Aim of the exercise: Lines holding the word "true" must be located in the listing below and copied.

:: Dataset extract ::

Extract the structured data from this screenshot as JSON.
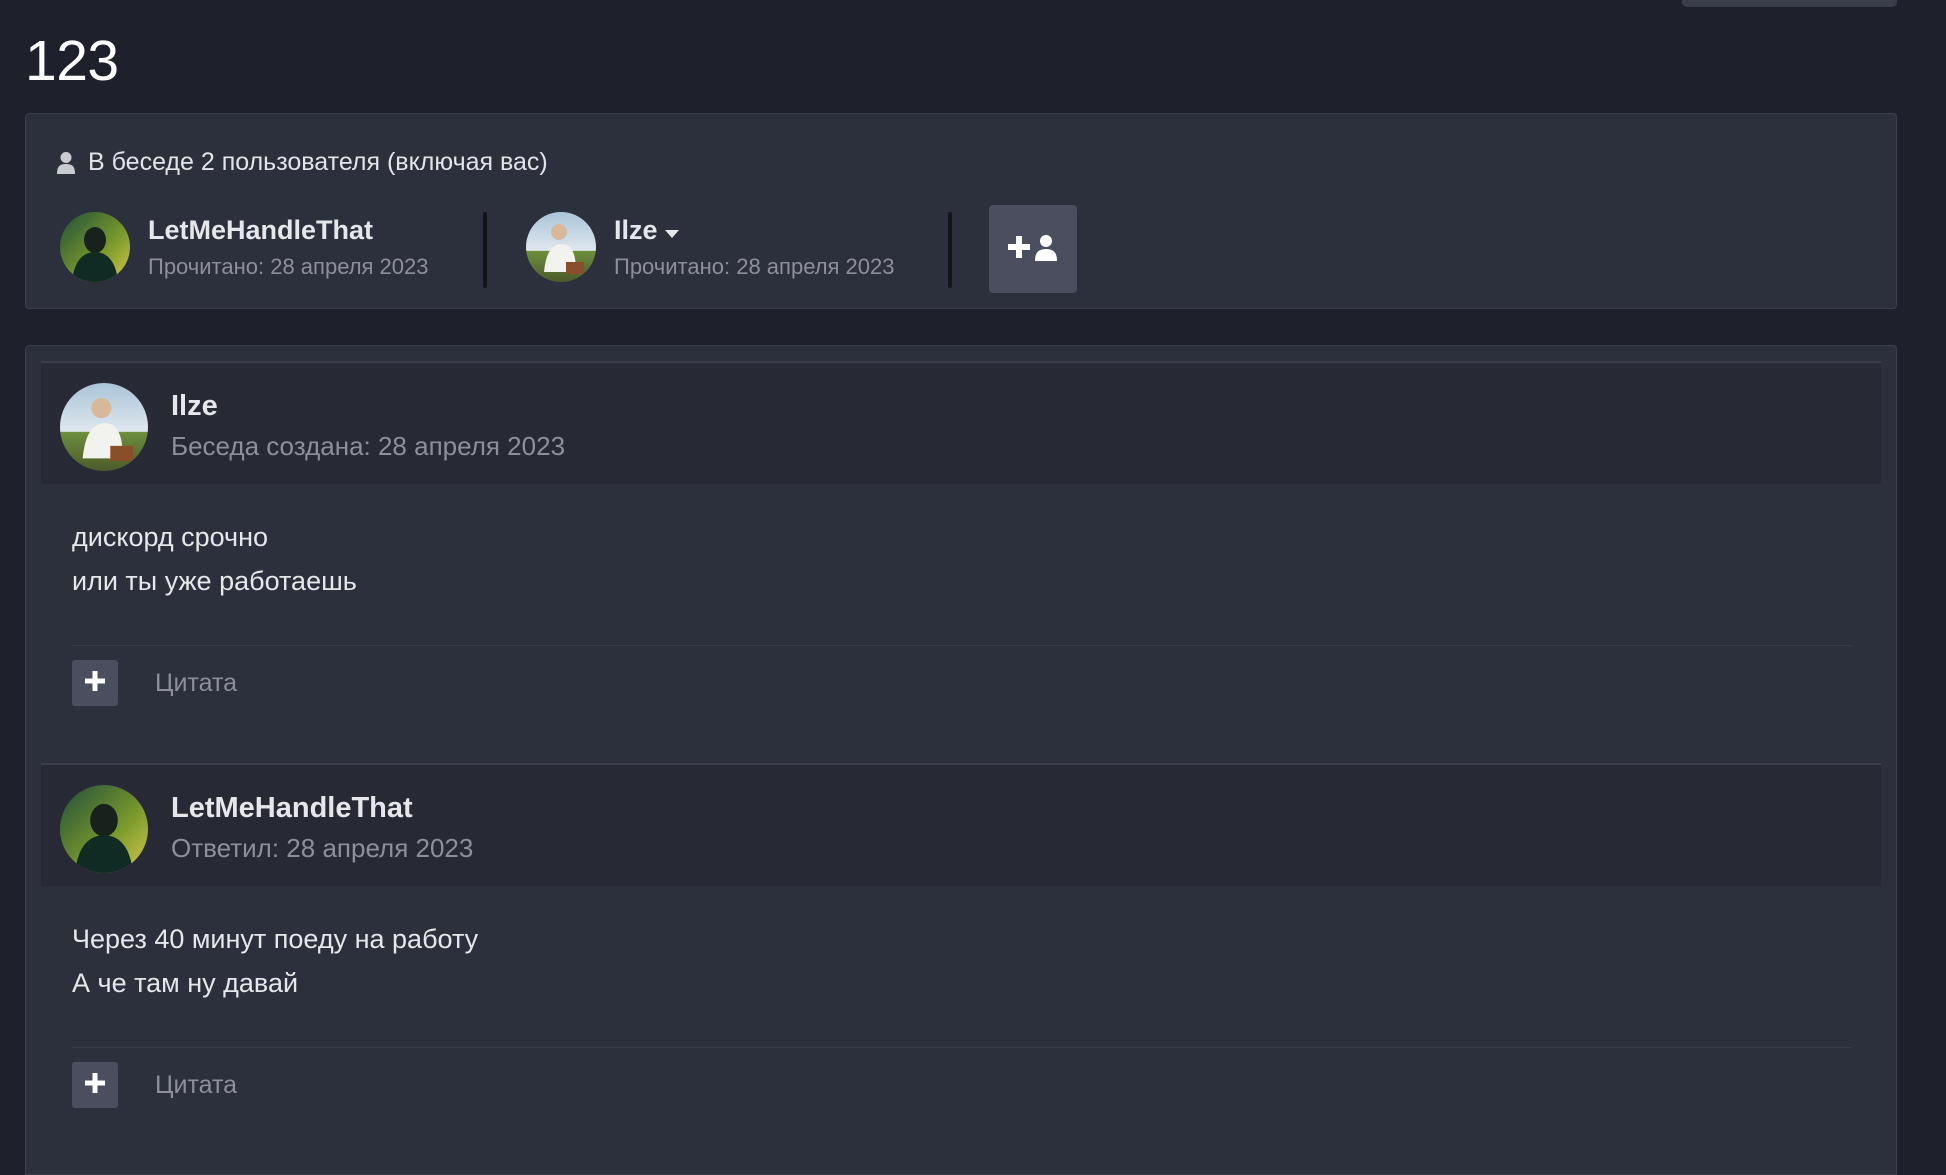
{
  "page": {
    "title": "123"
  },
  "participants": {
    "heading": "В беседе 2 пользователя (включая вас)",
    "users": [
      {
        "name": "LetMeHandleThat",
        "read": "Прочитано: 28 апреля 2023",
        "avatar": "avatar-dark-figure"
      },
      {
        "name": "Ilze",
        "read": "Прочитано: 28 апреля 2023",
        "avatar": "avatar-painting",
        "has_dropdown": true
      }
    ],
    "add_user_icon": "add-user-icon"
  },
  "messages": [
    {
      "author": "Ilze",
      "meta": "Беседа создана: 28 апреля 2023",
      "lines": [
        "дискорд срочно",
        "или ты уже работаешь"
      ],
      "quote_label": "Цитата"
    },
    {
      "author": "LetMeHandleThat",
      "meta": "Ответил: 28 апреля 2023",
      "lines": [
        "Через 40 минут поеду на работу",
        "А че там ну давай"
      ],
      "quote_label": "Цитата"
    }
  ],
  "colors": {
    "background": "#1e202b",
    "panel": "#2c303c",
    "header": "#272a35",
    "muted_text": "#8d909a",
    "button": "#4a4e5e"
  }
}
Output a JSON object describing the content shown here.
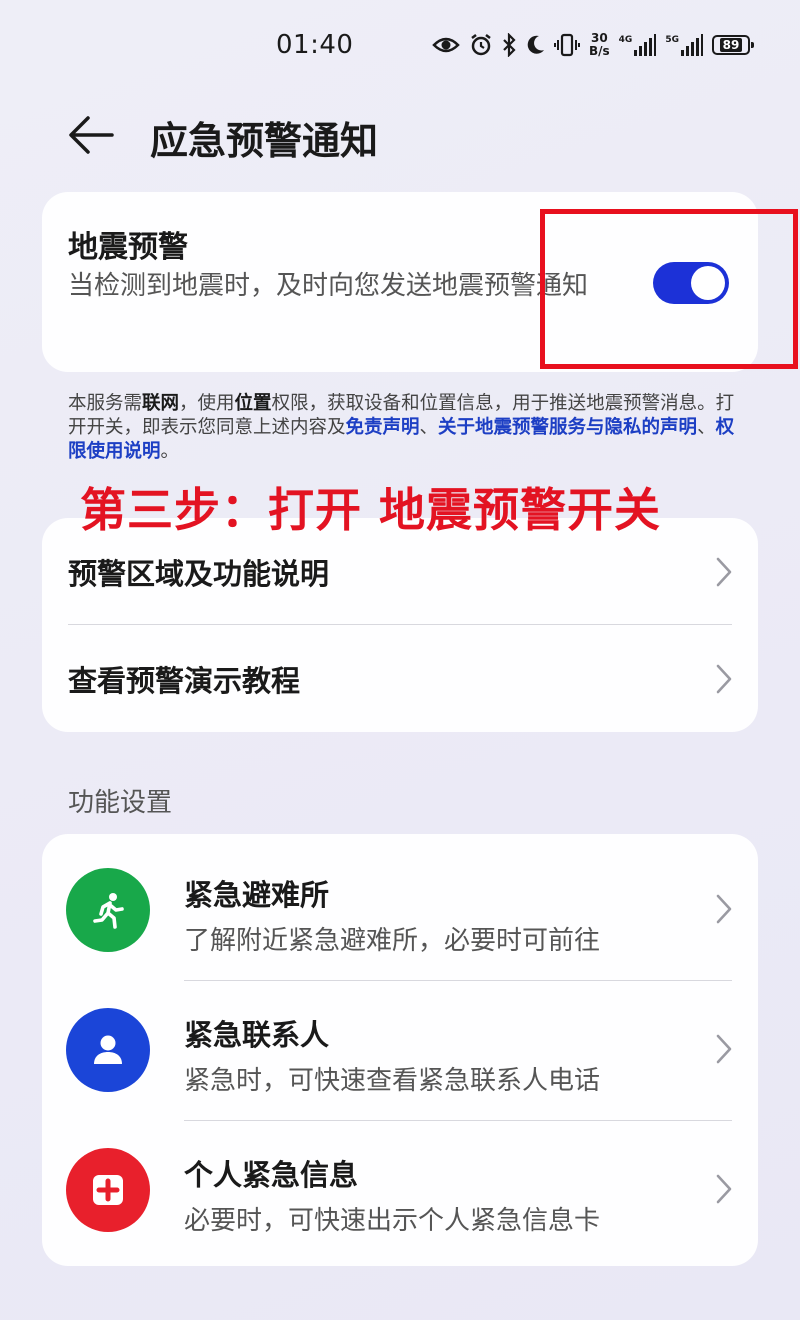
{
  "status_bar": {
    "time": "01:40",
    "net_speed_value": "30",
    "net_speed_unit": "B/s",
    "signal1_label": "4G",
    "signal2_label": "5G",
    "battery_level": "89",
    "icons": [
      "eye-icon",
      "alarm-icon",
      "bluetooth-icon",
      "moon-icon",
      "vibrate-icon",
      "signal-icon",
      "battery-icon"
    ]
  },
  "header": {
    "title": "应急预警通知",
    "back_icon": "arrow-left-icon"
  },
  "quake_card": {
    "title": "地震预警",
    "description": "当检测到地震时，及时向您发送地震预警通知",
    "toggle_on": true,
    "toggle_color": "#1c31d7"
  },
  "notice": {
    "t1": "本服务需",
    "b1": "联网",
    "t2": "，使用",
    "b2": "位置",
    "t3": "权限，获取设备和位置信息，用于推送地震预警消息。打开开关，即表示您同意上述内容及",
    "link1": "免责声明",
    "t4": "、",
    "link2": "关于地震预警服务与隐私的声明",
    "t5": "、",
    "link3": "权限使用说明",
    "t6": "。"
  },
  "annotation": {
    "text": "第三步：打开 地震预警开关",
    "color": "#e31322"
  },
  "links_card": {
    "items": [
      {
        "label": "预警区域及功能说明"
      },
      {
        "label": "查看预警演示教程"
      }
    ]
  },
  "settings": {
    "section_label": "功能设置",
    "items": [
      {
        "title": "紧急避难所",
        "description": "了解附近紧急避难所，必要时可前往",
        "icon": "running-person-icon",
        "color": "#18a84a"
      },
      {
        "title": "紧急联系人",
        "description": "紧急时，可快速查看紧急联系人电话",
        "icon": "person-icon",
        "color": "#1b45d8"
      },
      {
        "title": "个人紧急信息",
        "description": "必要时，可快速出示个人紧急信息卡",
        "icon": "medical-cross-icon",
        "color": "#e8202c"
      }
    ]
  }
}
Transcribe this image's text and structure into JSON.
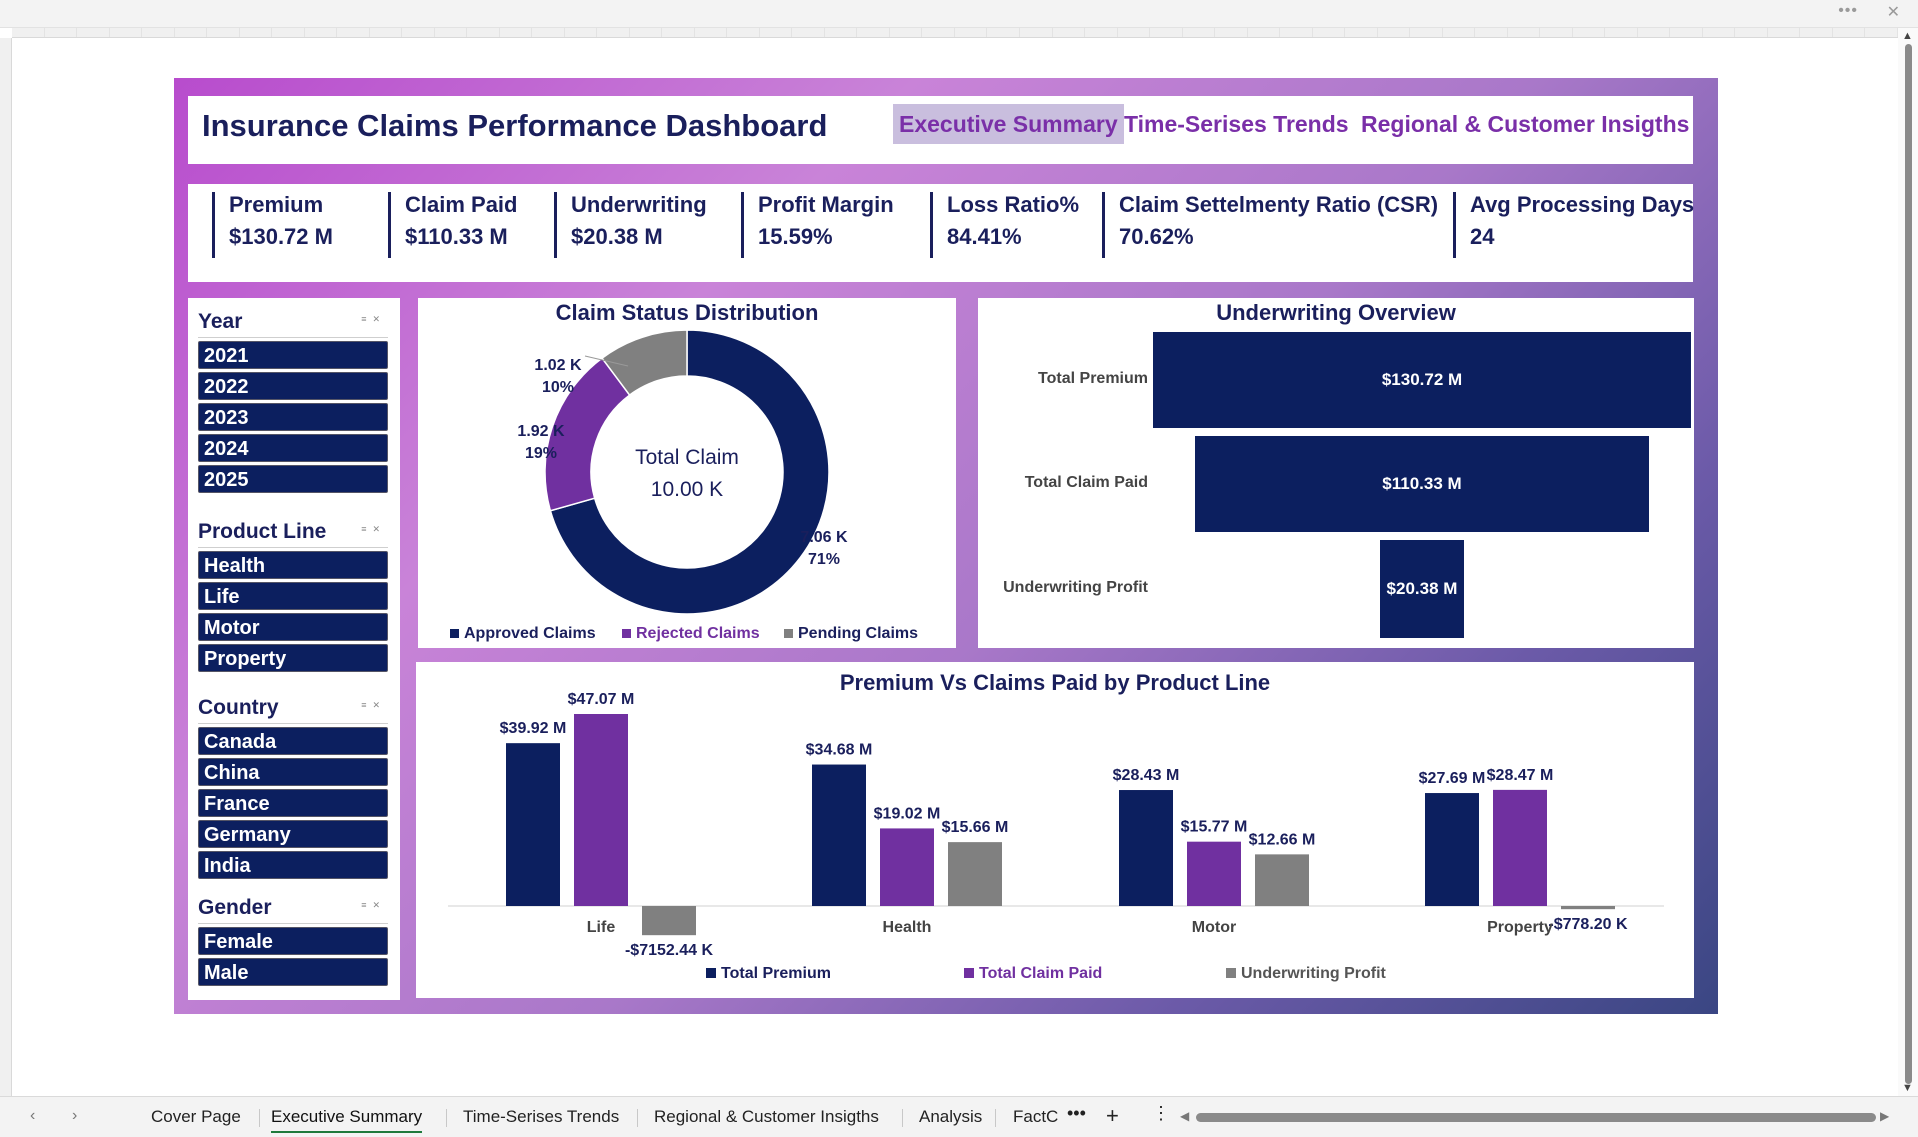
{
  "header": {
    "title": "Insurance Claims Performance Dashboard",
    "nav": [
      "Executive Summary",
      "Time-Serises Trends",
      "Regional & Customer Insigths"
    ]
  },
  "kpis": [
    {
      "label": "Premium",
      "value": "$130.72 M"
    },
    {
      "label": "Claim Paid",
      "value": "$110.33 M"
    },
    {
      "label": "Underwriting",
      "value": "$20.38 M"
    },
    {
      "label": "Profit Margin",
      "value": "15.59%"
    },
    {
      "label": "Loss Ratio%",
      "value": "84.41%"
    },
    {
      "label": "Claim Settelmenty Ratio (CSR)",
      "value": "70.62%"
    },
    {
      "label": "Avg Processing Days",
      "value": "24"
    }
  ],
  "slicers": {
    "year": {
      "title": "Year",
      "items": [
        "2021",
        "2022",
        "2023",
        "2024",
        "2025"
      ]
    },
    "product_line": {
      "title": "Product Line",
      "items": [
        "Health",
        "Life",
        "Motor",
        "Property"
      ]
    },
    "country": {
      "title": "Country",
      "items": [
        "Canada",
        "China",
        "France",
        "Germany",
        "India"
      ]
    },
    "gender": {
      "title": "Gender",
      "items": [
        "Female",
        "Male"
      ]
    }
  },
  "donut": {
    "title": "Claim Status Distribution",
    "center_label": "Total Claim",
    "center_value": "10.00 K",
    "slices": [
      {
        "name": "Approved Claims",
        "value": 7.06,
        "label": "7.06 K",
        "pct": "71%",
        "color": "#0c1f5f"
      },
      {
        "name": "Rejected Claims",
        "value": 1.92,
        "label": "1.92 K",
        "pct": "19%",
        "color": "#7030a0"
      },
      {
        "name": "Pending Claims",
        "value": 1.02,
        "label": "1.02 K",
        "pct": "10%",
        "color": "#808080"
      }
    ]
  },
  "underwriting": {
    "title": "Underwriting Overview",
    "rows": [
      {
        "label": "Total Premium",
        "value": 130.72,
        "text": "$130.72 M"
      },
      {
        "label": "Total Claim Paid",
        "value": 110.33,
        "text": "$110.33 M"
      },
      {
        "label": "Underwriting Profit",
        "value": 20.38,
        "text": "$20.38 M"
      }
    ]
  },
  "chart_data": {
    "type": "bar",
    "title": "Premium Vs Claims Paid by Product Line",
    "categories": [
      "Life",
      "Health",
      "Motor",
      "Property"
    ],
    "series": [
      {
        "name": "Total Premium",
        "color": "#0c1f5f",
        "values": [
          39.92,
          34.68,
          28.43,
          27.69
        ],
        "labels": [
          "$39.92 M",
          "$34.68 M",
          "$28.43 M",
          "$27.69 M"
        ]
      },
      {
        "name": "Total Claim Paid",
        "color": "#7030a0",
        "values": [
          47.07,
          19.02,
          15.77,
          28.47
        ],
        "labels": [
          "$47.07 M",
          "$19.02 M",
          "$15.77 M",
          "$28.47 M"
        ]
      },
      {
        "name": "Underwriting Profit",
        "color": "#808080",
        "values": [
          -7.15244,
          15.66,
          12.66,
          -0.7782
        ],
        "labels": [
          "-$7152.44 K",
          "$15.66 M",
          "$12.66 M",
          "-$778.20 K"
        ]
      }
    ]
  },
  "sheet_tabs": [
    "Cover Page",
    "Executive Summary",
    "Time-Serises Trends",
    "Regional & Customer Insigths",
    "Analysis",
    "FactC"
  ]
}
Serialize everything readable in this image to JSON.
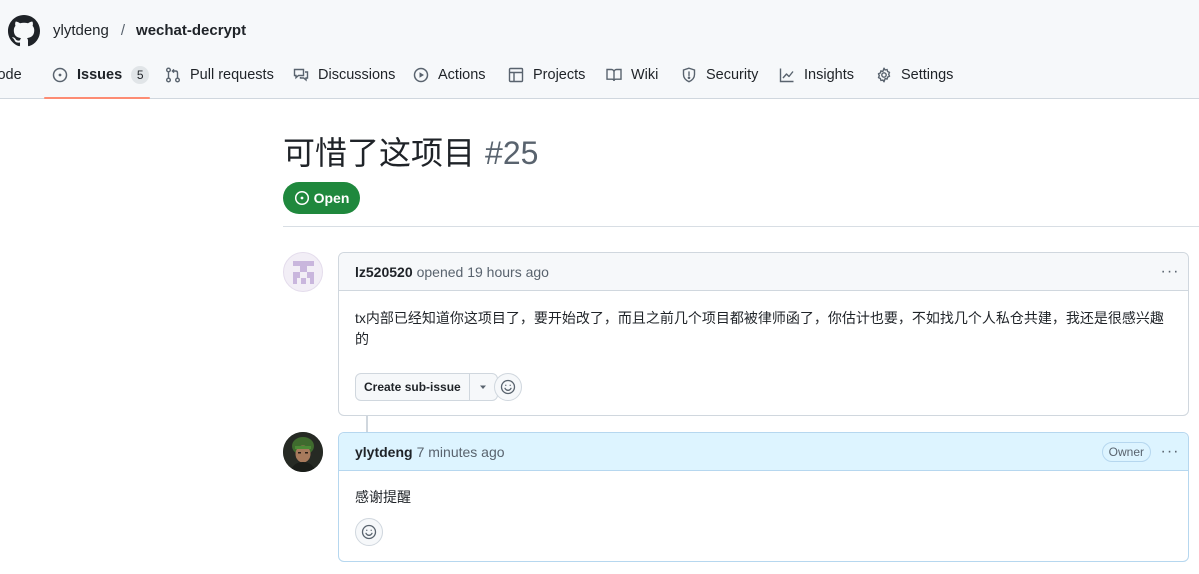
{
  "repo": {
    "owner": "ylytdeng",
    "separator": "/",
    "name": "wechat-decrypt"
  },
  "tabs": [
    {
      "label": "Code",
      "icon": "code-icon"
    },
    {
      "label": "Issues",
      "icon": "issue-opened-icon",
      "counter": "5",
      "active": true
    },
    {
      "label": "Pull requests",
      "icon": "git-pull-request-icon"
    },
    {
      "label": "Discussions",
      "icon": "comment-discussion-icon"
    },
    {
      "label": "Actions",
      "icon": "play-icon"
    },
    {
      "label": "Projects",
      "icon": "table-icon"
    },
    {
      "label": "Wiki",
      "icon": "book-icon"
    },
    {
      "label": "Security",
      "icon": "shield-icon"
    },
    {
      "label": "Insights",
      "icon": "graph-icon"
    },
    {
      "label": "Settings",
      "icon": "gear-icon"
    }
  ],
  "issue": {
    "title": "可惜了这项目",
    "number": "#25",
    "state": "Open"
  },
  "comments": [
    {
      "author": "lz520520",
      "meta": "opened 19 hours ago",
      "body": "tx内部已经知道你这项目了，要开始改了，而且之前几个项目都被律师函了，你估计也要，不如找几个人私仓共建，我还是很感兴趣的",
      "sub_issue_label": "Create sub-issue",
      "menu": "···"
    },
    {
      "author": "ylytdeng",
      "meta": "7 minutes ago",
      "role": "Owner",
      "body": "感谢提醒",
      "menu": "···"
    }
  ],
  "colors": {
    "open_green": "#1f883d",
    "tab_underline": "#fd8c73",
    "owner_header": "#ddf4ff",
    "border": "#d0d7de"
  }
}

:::

Response to the task:
        "has_dropdown": true
    "toggle_on": true,
      "active": true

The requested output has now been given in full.